Beginning at the line that contains "What's the underlying" and ending at the last line of the entries, write out each line exactly; include nothing outside that span.
Segment Start: DATA LISTING
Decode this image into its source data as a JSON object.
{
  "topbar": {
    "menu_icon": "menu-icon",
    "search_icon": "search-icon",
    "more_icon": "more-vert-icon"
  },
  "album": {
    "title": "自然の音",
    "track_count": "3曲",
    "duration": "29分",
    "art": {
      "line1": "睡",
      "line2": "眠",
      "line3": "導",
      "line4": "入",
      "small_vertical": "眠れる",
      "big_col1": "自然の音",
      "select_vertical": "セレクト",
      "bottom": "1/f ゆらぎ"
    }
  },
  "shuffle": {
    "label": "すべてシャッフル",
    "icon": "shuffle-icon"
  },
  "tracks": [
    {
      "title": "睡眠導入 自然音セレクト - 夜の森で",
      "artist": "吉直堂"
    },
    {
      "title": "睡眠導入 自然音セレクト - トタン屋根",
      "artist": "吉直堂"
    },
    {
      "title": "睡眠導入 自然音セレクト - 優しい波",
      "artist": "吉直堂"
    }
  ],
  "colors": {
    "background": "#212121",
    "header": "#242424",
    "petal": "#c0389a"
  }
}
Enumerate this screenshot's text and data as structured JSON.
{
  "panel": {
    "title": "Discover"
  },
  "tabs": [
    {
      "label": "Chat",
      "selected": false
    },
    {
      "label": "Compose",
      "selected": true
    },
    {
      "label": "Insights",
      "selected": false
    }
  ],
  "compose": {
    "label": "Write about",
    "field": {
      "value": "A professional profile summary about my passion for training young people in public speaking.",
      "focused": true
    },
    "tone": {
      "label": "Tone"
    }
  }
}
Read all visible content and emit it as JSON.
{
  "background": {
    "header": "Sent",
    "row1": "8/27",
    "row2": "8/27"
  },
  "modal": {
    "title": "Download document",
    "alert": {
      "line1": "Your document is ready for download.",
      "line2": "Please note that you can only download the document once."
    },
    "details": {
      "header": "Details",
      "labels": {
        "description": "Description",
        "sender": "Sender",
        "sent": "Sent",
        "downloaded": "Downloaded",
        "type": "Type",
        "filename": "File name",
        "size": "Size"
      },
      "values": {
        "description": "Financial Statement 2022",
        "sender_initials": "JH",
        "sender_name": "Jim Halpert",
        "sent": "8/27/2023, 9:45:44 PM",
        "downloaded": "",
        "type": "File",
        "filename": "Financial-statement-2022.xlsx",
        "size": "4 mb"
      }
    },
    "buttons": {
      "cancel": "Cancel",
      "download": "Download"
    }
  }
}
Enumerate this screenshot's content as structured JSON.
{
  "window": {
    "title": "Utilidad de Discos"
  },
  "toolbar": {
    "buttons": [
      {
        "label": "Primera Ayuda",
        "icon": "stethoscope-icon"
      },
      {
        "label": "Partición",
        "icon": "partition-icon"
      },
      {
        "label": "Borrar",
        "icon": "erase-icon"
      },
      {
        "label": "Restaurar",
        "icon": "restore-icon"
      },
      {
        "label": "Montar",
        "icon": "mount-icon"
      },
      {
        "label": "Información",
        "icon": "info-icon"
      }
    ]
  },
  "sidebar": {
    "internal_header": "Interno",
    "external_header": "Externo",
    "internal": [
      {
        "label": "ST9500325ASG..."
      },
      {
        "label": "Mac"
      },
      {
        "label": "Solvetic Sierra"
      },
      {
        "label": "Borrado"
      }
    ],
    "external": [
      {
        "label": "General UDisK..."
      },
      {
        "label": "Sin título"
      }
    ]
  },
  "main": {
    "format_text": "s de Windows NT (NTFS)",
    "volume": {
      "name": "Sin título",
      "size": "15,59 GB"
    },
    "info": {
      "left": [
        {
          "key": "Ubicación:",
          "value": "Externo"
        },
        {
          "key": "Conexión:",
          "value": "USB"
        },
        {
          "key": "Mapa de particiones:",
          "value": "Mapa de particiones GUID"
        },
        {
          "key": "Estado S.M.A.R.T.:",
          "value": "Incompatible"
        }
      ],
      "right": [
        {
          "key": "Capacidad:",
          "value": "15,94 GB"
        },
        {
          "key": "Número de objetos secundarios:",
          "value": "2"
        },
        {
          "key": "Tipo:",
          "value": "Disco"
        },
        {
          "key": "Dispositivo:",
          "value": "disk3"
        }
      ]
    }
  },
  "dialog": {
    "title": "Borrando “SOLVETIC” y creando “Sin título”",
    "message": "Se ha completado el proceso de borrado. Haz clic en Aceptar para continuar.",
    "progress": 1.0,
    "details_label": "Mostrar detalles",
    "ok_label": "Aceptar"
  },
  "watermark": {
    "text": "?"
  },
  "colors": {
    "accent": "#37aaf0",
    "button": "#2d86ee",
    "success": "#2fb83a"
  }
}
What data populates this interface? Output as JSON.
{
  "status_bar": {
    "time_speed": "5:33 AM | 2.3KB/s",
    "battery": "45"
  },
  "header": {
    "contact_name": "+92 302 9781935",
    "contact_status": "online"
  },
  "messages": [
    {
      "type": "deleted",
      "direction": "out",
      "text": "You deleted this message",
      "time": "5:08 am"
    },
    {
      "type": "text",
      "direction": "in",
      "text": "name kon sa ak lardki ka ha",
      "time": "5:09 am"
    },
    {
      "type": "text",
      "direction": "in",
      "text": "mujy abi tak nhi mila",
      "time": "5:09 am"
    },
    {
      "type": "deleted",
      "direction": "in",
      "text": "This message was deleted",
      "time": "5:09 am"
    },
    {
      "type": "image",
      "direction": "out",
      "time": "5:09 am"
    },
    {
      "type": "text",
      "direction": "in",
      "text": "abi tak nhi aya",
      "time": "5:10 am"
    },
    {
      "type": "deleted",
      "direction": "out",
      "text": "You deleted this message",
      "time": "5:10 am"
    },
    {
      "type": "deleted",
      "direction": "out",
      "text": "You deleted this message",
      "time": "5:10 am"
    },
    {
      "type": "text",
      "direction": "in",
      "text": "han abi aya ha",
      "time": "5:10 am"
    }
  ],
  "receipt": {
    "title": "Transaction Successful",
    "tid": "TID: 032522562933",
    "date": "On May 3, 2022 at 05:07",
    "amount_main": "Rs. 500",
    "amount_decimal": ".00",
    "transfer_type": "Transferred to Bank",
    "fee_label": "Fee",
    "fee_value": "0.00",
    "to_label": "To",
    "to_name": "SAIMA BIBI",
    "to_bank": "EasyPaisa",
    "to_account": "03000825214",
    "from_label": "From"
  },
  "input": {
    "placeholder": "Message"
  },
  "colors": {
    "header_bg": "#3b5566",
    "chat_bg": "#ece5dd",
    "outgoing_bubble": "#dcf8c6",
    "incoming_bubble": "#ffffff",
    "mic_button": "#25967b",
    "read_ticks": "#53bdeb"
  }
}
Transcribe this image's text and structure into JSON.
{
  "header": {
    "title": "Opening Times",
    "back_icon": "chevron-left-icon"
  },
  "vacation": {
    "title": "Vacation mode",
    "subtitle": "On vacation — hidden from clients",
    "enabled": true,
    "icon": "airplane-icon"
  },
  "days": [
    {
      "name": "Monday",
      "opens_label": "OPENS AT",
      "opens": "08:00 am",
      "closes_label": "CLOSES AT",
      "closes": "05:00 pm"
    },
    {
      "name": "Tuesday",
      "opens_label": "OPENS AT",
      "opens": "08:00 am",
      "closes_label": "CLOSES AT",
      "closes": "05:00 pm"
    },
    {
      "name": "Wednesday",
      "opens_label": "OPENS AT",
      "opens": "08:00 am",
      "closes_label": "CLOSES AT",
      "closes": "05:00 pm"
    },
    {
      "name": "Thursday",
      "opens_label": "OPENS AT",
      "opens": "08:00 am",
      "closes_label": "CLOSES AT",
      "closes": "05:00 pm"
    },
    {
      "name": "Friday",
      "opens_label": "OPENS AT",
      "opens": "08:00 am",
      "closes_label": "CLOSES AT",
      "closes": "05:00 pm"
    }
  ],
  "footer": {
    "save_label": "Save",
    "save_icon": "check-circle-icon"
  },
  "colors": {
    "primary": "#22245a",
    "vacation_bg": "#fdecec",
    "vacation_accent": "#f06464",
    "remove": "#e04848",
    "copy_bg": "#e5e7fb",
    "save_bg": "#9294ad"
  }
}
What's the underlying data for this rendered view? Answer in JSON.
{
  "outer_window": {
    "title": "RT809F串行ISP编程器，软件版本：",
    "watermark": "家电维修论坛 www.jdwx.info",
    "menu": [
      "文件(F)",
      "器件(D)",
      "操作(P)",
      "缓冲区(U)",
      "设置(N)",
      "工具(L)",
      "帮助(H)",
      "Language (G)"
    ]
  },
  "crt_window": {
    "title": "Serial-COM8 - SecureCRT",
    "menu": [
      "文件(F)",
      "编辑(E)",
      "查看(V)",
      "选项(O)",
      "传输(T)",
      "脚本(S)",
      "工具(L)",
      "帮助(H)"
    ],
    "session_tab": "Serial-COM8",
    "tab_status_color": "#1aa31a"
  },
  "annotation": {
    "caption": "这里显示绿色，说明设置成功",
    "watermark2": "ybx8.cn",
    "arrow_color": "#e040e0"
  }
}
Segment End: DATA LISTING
TASK SOLUTION
What's the underlying data for this rendered view? Answer in JSON.
{
  "outer_window": {
    "title": "RT809F串行ISP编程器，软件版本：",
    "watermark": "家电维修论坛 www.jdwx.info",
    "menu": [
      "文件(F)",
      "器件(D)",
      "操作(P)",
      "缓冲区(U)",
      "设置(N)",
      "工具(L)",
      "帮助(H)",
      "Language (G)"
    ]
  },
  "crt_window": {
    "title": "Serial-COM8 - SecureCRT",
    "menu": [
      "文件(F)",
      "编辑(E)",
      "查看(V)",
      "选项(O)",
      "传输(T)",
      "脚本(S)",
      "工具(L)",
      "帮助(H)"
    ],
    "session_tab": "Serial-COM8",
    "tab_status_color": "#1aa31a"
  },
  "annotation": {
    "caption": "这里显示绿色，说明设置成功",
    "watermark2": "ybx8.cn",
    "arrow_color": "#e040e0"
  }
}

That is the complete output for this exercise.